Export the records from MS Access into a csv file and than import it into CiviCRM using CiviCRM UI import like Contact, Contribution, Membership etc. You map those contact using external identifier for reference.
This has been answered before indeed: noob query : Importing contacts and membership
and here: https://docs.civicrm.org/user/en/latest/membership/manual-entry-of-memberships/
Thanks for the exchange:-)
The "normal" import tools tend to focus on a single entity (contact, contribution membership, participants...) indeed, so as you identified, it needs several separate imports and trying to find some common keys so civi knows how to link them
If you have complex/composite structures to import, it might be easier to write a simple php script that calls all ...
Apart the right answer of Pete (thanks) here above, I have found something else who explain the problem I have : I had two relationships in my import scheme: the one for the "Member of" relation and the second for the "Employee of" relation. This cannot work... and I need to make two separate imports for each relation.
Assuming your location types and phone types etc have the same ids, you should just be able to copy over the two tables, mysqldump <dbname> civicrm_mapping civicrm_mapping_field > somefile and then import the file into the other site's mysql database.
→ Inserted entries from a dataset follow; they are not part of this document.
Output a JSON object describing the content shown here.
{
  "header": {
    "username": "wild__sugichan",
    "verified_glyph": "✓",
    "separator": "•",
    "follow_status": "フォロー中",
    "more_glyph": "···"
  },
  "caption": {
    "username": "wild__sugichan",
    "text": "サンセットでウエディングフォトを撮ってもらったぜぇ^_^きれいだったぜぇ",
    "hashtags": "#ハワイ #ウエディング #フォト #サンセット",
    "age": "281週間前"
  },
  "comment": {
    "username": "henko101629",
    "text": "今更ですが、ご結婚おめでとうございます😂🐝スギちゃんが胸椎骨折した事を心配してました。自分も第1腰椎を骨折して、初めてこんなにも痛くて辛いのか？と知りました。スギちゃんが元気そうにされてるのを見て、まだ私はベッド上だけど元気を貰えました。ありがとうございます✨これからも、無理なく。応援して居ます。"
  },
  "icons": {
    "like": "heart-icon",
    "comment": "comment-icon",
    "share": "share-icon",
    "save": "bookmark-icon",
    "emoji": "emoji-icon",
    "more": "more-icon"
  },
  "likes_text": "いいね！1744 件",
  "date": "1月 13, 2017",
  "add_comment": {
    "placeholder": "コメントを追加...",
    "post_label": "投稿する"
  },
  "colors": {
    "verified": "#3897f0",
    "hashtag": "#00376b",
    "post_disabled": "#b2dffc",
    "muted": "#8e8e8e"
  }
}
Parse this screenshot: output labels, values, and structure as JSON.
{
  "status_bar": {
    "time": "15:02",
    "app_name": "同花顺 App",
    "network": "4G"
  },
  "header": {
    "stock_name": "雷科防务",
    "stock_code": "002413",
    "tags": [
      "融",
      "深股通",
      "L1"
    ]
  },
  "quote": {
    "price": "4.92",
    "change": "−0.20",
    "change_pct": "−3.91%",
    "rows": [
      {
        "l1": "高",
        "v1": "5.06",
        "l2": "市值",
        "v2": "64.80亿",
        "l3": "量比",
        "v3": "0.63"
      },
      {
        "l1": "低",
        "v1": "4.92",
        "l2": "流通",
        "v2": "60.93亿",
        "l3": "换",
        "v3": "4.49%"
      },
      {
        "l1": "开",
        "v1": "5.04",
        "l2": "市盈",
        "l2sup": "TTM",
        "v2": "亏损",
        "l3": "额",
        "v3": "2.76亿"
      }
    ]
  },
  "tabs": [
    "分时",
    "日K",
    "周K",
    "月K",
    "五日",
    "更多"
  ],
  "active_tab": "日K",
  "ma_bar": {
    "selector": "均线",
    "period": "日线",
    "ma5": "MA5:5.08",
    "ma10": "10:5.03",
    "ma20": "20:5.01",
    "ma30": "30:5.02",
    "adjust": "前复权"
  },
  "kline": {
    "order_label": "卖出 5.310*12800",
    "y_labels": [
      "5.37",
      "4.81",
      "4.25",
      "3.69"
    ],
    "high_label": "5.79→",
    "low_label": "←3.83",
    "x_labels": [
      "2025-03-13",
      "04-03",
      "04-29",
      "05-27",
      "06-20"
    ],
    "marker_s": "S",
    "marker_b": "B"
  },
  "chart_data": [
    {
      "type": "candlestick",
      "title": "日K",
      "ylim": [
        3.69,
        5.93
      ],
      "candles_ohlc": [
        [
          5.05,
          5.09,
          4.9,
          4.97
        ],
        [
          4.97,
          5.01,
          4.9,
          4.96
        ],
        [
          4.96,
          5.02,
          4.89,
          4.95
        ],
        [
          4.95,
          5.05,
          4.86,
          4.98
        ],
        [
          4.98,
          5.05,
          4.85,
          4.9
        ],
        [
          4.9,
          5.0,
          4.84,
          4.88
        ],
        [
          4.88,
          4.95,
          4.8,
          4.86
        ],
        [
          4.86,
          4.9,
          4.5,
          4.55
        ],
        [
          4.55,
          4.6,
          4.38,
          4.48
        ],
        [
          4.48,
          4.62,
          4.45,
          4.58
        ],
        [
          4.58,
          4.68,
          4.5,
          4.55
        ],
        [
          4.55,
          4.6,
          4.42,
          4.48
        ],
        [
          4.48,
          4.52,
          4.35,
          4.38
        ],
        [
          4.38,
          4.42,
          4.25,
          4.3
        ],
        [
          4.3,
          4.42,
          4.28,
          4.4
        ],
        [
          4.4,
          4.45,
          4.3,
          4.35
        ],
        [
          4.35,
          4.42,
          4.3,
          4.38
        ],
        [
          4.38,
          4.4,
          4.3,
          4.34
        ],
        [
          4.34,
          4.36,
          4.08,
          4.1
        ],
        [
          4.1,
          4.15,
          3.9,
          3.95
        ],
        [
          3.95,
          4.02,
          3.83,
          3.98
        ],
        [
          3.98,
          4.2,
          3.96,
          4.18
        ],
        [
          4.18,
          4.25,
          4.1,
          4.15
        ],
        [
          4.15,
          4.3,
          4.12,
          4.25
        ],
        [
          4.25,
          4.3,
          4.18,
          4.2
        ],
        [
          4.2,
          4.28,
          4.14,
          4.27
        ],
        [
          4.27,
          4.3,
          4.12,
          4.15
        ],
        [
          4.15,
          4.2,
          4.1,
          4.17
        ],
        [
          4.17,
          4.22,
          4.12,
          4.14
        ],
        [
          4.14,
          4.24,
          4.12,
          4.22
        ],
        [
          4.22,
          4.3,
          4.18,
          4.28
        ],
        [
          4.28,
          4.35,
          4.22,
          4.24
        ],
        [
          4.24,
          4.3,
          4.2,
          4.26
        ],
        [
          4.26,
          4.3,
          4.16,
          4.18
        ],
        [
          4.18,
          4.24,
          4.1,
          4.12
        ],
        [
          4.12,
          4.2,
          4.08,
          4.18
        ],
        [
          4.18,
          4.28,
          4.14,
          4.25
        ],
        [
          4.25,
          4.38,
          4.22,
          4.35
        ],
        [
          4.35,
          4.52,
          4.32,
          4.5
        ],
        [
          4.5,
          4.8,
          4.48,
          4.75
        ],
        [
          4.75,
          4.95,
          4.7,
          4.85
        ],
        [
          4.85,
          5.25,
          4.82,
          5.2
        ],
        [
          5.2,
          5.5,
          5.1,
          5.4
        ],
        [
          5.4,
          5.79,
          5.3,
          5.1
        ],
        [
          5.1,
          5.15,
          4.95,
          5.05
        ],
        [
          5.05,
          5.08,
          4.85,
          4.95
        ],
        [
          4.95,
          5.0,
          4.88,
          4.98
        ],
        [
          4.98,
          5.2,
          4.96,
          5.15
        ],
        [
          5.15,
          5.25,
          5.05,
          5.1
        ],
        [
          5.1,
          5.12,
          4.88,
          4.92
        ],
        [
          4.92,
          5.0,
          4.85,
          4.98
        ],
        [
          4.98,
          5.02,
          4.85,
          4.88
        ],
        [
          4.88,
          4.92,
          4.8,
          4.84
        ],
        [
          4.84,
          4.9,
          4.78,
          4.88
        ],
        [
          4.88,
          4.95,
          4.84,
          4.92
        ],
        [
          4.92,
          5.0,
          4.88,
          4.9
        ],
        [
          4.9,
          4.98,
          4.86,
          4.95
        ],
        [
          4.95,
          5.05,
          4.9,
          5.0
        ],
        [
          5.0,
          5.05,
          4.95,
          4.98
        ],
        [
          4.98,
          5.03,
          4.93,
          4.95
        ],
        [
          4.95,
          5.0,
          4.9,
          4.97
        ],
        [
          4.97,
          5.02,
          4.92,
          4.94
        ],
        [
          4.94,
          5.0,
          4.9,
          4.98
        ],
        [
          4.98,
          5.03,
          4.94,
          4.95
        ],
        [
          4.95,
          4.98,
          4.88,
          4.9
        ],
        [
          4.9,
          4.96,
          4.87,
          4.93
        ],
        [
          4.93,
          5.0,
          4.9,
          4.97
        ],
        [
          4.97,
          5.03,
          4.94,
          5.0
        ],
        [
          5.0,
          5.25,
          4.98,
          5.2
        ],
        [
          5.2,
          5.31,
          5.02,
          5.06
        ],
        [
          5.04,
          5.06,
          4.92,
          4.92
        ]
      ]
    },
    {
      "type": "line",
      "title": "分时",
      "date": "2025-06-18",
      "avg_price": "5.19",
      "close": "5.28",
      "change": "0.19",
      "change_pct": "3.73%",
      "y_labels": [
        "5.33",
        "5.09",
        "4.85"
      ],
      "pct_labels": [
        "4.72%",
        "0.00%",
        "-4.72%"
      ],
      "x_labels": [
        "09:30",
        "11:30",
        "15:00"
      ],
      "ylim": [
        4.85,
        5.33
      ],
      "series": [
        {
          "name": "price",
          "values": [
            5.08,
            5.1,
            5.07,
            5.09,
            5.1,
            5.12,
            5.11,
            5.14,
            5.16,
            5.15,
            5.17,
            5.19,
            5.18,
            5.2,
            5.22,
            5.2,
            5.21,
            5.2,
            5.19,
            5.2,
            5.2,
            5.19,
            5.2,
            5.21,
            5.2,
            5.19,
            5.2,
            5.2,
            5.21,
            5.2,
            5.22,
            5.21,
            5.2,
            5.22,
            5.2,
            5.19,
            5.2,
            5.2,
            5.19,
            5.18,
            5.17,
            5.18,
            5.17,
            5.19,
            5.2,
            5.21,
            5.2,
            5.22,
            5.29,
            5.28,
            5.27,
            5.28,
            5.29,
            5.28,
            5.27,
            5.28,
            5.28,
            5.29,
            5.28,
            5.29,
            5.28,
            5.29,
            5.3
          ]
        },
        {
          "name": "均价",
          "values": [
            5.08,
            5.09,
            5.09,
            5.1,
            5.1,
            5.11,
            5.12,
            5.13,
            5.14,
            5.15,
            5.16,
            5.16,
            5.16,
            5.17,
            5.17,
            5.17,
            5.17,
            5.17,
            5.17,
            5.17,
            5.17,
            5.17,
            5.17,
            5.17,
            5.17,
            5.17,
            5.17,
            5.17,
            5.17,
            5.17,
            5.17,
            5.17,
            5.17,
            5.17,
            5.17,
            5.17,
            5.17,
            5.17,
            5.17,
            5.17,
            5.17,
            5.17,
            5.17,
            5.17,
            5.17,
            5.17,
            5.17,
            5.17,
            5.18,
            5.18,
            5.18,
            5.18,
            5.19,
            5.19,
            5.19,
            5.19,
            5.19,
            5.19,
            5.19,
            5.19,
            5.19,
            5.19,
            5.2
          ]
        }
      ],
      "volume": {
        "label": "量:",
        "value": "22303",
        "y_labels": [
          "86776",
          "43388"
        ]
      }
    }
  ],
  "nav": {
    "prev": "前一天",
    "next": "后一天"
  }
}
But note that will **** OVERWRITE **** any mappings that you had already set up in the new site.
You can create profile with the fields you want to updated and then use bulk update action from search action to update multiple records.
Importing contact and its details involves more efforts unless you don't want historical data of the contact like contribution, event registration, activity etc. Would suggest to use the same database for your wordpress and clear CiviCRM cache.
The menu items position may differ based on how old is your CiviCRM compared to newly fresh installed CiviCRM but ...
As I understand your question you want to import existing data with the form processor. Is that right?
If so it is possible because the form processor creates an API in CiviCRM and this API can be called with REST from external systems.
The API entity is FormProcessor and the action is the name of your form processor.
You need some bit of custom ...
Maybe, the easiest way is, to open the csv in Excel (or LibreCalc) and do some magic with formulas?
Or even much easier: Open the file in Excel (or LibreCalc) and do some search and replace in the column?
That's the way I would do it, if the file isn't to big for Excel and it isn't a work I had to do every day.
Note that if you have advanced logging turned on, there's an option to revert - though changing an import would require you know the names of all the tables touched by the import. See the script on this answer for doing the reversion.
The tables you'd revert would always include civicrm_contact, but also potentially civicrm_address, civicrm_email, ...